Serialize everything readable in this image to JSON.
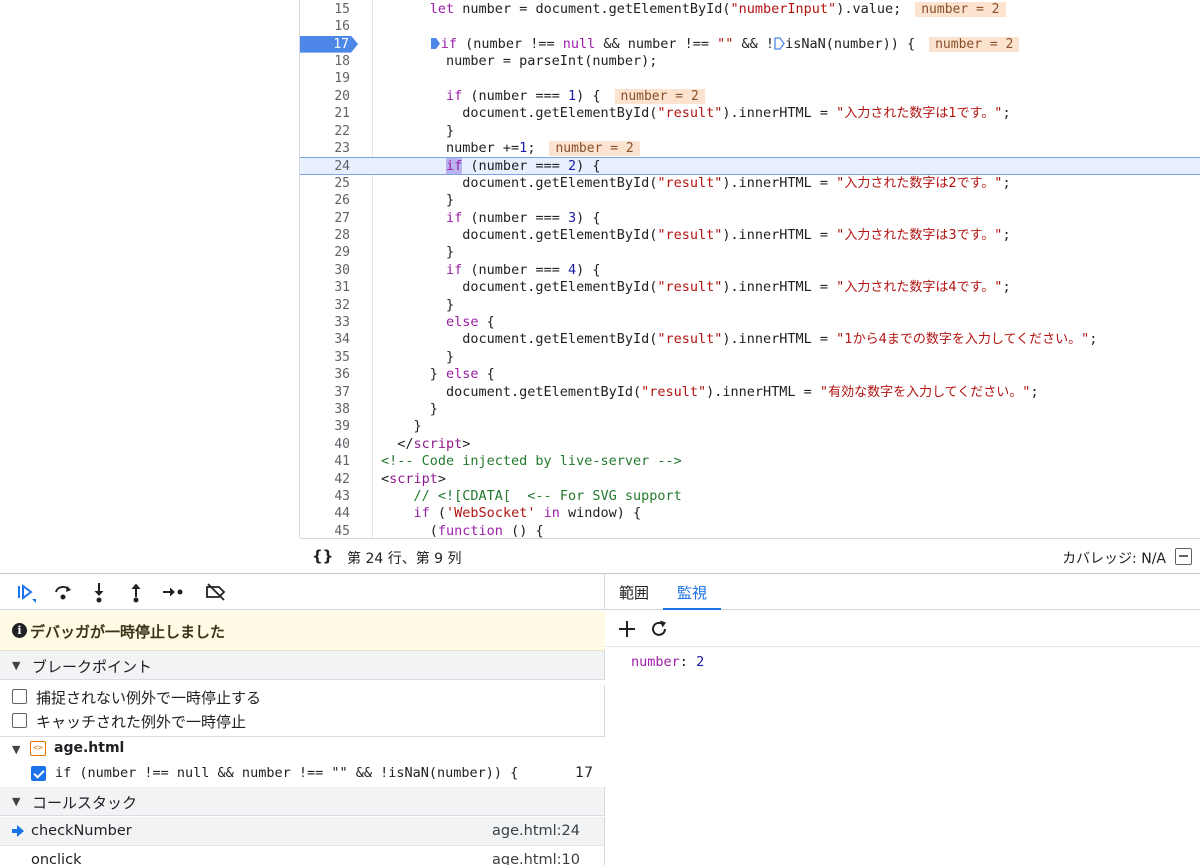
{
  "editor": {
    "lines": [
      {
        "n": "15",
        "html": "      <span class=\"kw\">let</span> number = document.getElementById(<span class=\"str\">\"numberInput\"</span>).value;<span class=\"inl\">number = 2</span>"
      },
      {
        "n": "16",
        "html": ""
      },
      {
        "n": "17",
        "bp": true,
        "html": "      <svg class=\"bpmark\" viewBox=\"0 0 11 13\"><path d=\"M1 1 H6 L10 6.5 L6 12 H1 Z\" fill=\"#4d88e8\"/></svg><span class=\"kw\">if</span> (number !== <span class=\"kw\">null</span> &amp;&amp; number !== <span class=\"str\">\"\"</span> &amp;&amp; !<svg class=\"bpmark\" viewBox=\"0 0 11 13\"><path d=\"M1 1 H6 L10 6.5 L6 12 H1 Z\" fill=\"none\" stroke=\"#4d88e8\" stroke-width=\"1.3\"/></svg>isNaN(number)) {<span class=\"inl\">number = 2</span>"
      },
      {
        "n": "18",
        "html": "        number = parseInt(number);"
      },
      {
        "n": "19",
        "html": ""
      },
      {
        "n": "20",
        "html": "        <span class=\"kw\">if</span> (number === <span class=\"num\">1</span>) {<span class=\"inl\">number = 2</span>"
      },
      {
        "n": "21",
        "html": "          document.getElementById(<span class=\"str\">\"result\"</span>).innerHTML = <span class=\"str\">\"<span class=\"jp\">入力された数字は1です。</span>\"</span>;"
      },
      {
        "n": "22",
        "html": "        }"
      },
      {
        "n": "23",
        "html": "        number +=<span class=\"num\">1</span>;<span class=\"inl\">number = 2</span>"
      },
      {
        "n": "24",
        "current": true,
        "html": "        <span class=\"kw hl\">if</span> (number === <span class=\"num\">2</span>) {"
      },
      {
        "n": "25",
        "html": "          document.getElementById(<span class=\"str\">\"result\"</span>).innerHTML = <span class=\"str\">\"<span class=\"jp\">入力された数字は2です。</span>\"</span>;"
      },
      {
        "n": "26",
        "html": "        }"
      },
      {
        "n": "27",
        "html": "        <span class=\"kw\">if</span> (number === <span class=\"num\">3</span>) {"
      },
      {
        "n": "28",
        "html": "          document.getElementById(<span class=\"str\">\"result\"</span>).innerHTML = <span class=\"str\">\"<span class=\"jp\">入力された数字は3です。</span>\"</span>;"
      },
      {
        "n": "29",
        "html": "        }"
      },
      {
        "n": "30",
        "html": "        <span class=\"kw\">if</span> (number === <span class=\"num\">4</span>) {"
      },
      {
        "n": "31",
        "html": "          document.getElementById(<span class=\"str\">\"result\"</span>).innerHTML = <span class=\"str\">\"<span class=\"jp\">入力された数字は4です。</span>\"</span>;"
      },
      {
        "n": "32",
        "html": "        }"
      },
      {
        "n": "33",
        "html": "        <span class=\"kw\">else</span> {"
      },
      {
        "n": "34",
        "html": "          document.getElementById(<span class=\"str\">\"result\"</span>).innerHTML = <span class=\"str\">\"<span class=\"jp\">1から4までの数字を入力してください。</span>\"</span>;"
      },
      {
        "n": "35",
        "html": "        }"
      },
      {
        "n": "36",
        "html": "      } <span class=\"kw\">else</span> {"
      },
      {
        "n": "37",
        "html": "        document.getElementById(<span class=\"str\">\"result\"</span>).innerHTML = <span class=\"str\">\"<span class=\"jp\">有効な数字を入力してください。</span>\"</span>;"
      },
      {
        "n": "38",
        "html": "      }"
      },
      {
        "n": "39",
        "html": "    }"
      },
      {
        "n": "40",
        "html": "  &lt;/<span class=\"tag\">script</span>&gt;"
      },
      {
        "n": "41",
        "html": "<span class=\"cm\">&lt;!-- Code injected by live-server --&gt;</span>"
      },
      {
        "n": "42",
        "html": "&lt;<span class=\"tag\">script</span>&gt;"
      },
      {
        "n": "43",
        "html": "    <span class=\"cm\">// &lt;![CDATA[  &lt;-- For SVG support</span>"
      },
      {
        "n": "44",
        "html": "    <span class=\"kw\">if</span> (<span class=\"str\">'WebSocket'</span> <span class=\"kw\">in</span> window) {"
      },
      {
        "n": "45",
        "html": "      (<span class=\"kw\">function</span> () {"
      }
    ]
  },
  "footer": {
    "braces": "{}",
    "position": "第 24 行、第 9 列",
    "coverage": "カバレッジ: N/A"
  },
  "toolbar": {
    "buttons": [
      "resume-icon",
      "step-over-icon",
      "step-into-icon",
      "step-out-icon",
      "step-icon",
      "deactivate-breakpoints-icon"
    ]
  },
  "paused": {
    "text": "デバッガが一時停止しました",
    "icon": "i"
  },
  "breakpoints": {
    "title": "ブレークポイント",
    "uncaught": "捕捉されない例外で一時停止する",
    "caught": "キャッチされた例外で一時停止",
    "file": "age.html",
    "file_icon": "<>",
    "entry_code": "if (number !== null && number !== \"\" && !isNaN(number)) {",
    "entry_line": "17"
  },
  "callstack": {
    "title": "コールスタック",
    "frames": [
      {
        "fn": "checkNumber",
        "loc": "age.html:24"
      },
      {
        "fn": "onclick",
        "loc": "age.html:10"
      }
    ]
  },
  "right": {
    "tabs": [
      "範囲",
      "監視"
    ],
    "watch_name": "number",
    "watch_sep": ":",
    "watch_value": "2"
  }
}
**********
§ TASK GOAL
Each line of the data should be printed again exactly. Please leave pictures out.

§ RESPONSE AREA
Serialize everything readable in this image to JSON.
{
  "editor": {
    "lines": [
      {
        "n": "15",
        "html": "      <span class=\"kw\">let</span> number = document.getElementById(<span class=\"str\">\"numberInput\"</span>).value;<span class=\"inl\">number = 2</span>"
      },
      {
        "n": "16",
        "html": ""
      },
      {
        "n": "17",
        "bp": true,
        "html": "      <svg class=\"bpmark\" viewBox=\"0 0 11 13\"><path d=\"M1 1 H6 L10 6.5 L6 12 H1 Z\" fill=\"#4d88e8\"/></svg><span class=\"kw\">if</span> (number !== <span class=\"kw\">null</span> &amp;&amp; number !== <span class=\"str\">\"\"</span> &amp;&amp; !<svg class=\"bpmark\" viewBox=\"0 0 11 13\"><path d=\"M1 1 H6 L10 6.5 L6 12 H1 Z\" fill=\"none\" stroke=\"#4d88e8\" stroke-width=\"1.3\"/></svg>isNaN(number)) {<span class=\"inl\">number = 2</span>"
      },
      {
        "n": "18",
        "html": "        number = parseInt(number);"
      },
      {
        "n": "19",
        "html": ""
      },
      {
        "n": "20",
        "html": "        <span class=\"kw\">if</span> (number === <span class=\"num\">1</span>) {<span class=\"inl\">number = 2</span>"
      },
      {
        "n": "21",
        "html": "          document.getElementById(<span class=\"str\">\"result\"</span>).innerHTML = <span class=\"str\">\"<span class=\"jp\">入力された数字は1です。</span>\"</span>;"
      },
      {
        "n": "22",
        "html": "        }"
      },
      {
        "n": "23",
        "html": "        number +=<span class=\"num\">1</span>;<span class=\"inl\">number = 2</span>"
      },
      {
        "n": "24",
        "current": true,
        "html": "        <span class=\"kw hl\">if</span> (number === <span class=\"num\">2</span>) {"
      },
      {
        "n": "25",
        "html": "          document.getElementById(<span class=\"str\">\"result\"</span>).innerHTML = <span class=\"str\">\"<span class=\"jp\">入力された数字は2です。</span>\"</span>;"
      },
      {
        "n": "26",
        "html": "        }"
      },
      {
        "n": "27",
        "html": "        <span class=\"kw\">if</span> (number === <span class=\"num\">3</span>) {"
      },
      {
        "n": "28",
        "html": "          document.getElementById(<span class=\"str\">\"result\"</span>).innerHTML = <span class=\"str\">\"<span class=\"jp\">入力された数字は3です。</span>\"</span>;"
      },
      {
        "n": "29",
        "html": "        }"
      },
      {
        "n": "30",
        "html": "        <span class=\"kw\">if</span> (number === <span class=\"num\">4</span>) {"
      },
      {
        "n": "31",
        "html": "          document.getElementById(<span class=\"str\">\"result\"</span>).innerHTML = <span class=\"str\">\"<span class=\"jp\">入力された数字は4です。</span>\"</span>;"
      },
      {
        "n": "32",
        "html": "        }"
      },
      {
        "n": "33",
        "html": "        <span class=\"kw\">else</span> {"
      },
      {
        "n": "34",
        "html": "          document.getElementById(<span class=\"str\">\"result\"</span>).innerHTML = <span class=\"str\">\"<span class=\"jp\">1から4までの数字を入力してください。</span>\"</span>;"
      },
      {
        "n": "35",
        "html": "        }"
      },
      {
        "n": "36",
        "html": "      } <span class=\"kw\">else</span> {"
      },
      {
        "n": "37",
        "html": "        document.getElementById(<span class=\"str\">\"result\"</span>).innerHTML = <span class=\"str\">\"<span class=\"jp\">有効な数字を入力してください。</span>\"</span>;"
      },
      {
        "n": "38",
        "html": "      }"
      },
      {
        "n": "39",
        "html": "    }"
      },
      {
        "n": "40",
        "html": "  &lt;/<span class=\"tag\">script</span>&gt;"
      },
      {
        "n": "41",
        "html": "<span class=\"cm\">&lt;!-- Code injected by live-server --&gt;</span>"
      },
      {
        "n": "42",
        "html": "&lt;<span class=\"tag\">script</span>&gt;"
      },
      {
        "n": "43",
        "html": "    <span class=\"cm\">// &lt;![CDATA[  &lt;-- For SVG support</span>"
      },
      {
        "n": "44",
        "html": "    <span class=\"kw\">if</span> (<span class=\"str\">'WebSocket'</span> <span class=\"kw\">in</span> window) {"
      },
      {
        "n": "45",
        "html": "      (<span class=\"kw\">function</span> () {"
      }
    ]
  },
  "footer": {
    "braces": "{}",
    "position": "第 24 行、第 9 列",
    "coverage": "カバレッジ: N/A"
  },
  "toolbar": {
    "buttons": [
      "resume-icon",
      "step-over-icon",
      "step-into-icon",
      "step-out-icon",
      "step-icon",
      "deactivate-breakpoints-icon"
    ]
  },
  "paused": {
    "text": "デバッガが一時停止しました",
    "icon": "i"
  },
  "breakpoints": {
    "title": "ブレークポイント",
    "uncaught": "捕捉されない例外で一時停止する",
    "caught": "キャッチされた例外で一時停止",
    "file": "age.html",
    "file_icon": "<>",
    "entry_code": "if (number !== null && number !== \"\" && !isNaN(number)) {",
    "entry_line": "17"
  },
  "callstack": {
    "title": "コールスタック",
    "frames": [
      {
        "fn": "checkNumber",
        "loc": "age.html:24"
      },
      {
        "fn": "onclick",
        "loc": "age.html:10"
      }
    ]
  },
  "right": {
    "tabs": [
      "範囲",
      "監視"
    ],
    "watch_name": "number",
    "watch_sep": ":",
    "watch_value": "2"
  }
}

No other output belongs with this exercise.